ALBUQUERQUE, N.M. (AP) — Setting a national drinking water standard for what have been referred to as “forever chemicals” will be important in addressing contamination at military bases and communities throughout the U.S., witnesses said Wednesday during a congressional hearing.
New Mexico Environment Secretary Jim Kenney was among those who testified about the contamination, which is linked to a a group of chemicals known as PFAS, an abbreviation for perfluoroalkyl and polyfluoroalkyl substances.
New Mexico is locked in a court battle with the federal government over the cleanup of toxic plumes from past firefighting activities at two U.S. Air Force bases.
While the case runs its course, the state is trying to determine the size and scope of the contamination so it can begin to formulate plans for cleaning up the chemicals, which have leached into nearby water sources. The work will take another year to complete, but officials have said samples already show levels that exceed the health advisory set by the U.S. Environmental Protection Agency by significant amounts.
Kenney said he can’t protect New Mexicans without a federal regulatory framework for the chemicals.
“The EPA drinking water health advisory from 2016 was a great start, but it’s now 2021 and there’s no regulatory certainty for states and our communities,” he said. “No person should suffer the negative health effects of PFAS — not in New Mexico or elsewhere.”
Similar contamination has been found at numerous sites around the U.S., prompting lawsuits by other states and water utilities.

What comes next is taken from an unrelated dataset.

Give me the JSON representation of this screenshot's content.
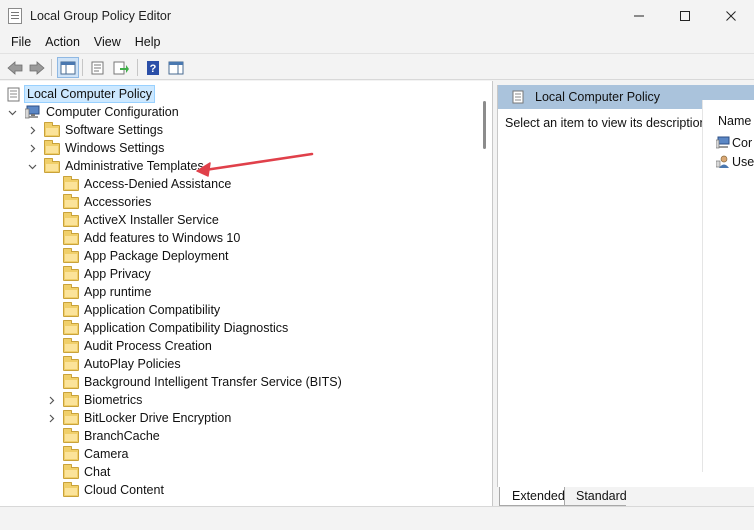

While the EPA is considering setting a maximum level for PFAS in drinking water nationwide, in Congress, there are several pieces of legislation pending that would address the problem in different ways, from allocating more money for the federal government for cleanup to mandating regulation of PFAS compounds.
Kenney also advocated for classifying discarded PFAS as a hazardous waste so that states can better regulate the chemicals.

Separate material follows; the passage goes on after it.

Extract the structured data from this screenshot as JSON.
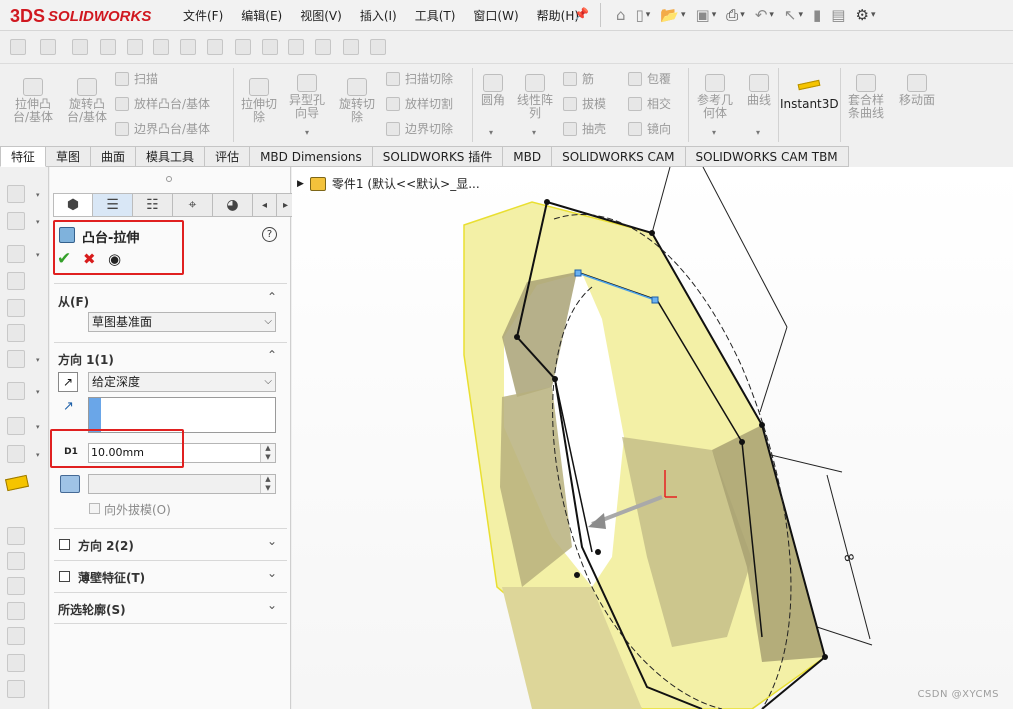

U.S. Sen. Tom Carper of Delaware, chairman of the Senate Committee on Environment and Public Works, said the contamination is not just a public health concern but has put farmers out of business and has resulted in falling property values near contaminated sites.
A patchwork of regulatory schemes across various states isn’t enough, he said.
“Bottom line is this: PFAS is a sinister and pervasive threat to our families’ health, a drag on local, state and national economies, and a problem that will not go away on its own,” he said. “We need strategic national policies.”
An environmental official from West Virginia and a mother from Pennsylvania also testified about the effects of the contamination in their states.
Joanne Stanton, co-founder of the Buxmont Coalition for Safer Water, told the senators about her son being diagnosed with a cancerous brain tumor at the age 6. But it was only within the last several years that she learned drinking water in her community just north of Philadelphia had been contaminated for decades with PFAS.
That contamination has yet to be cleaned up, she said.
“It’s the EPA’s job to regulate chemicals, to set safe drinking water standards, and to hold polluters accountable — even when that polluter is the Department of Defense,” she said. “And it’s your job to hold EPA accountable when the agency fails to act. You all have the power to change the current course of history. You have the power to protect people like me, communities like mine.”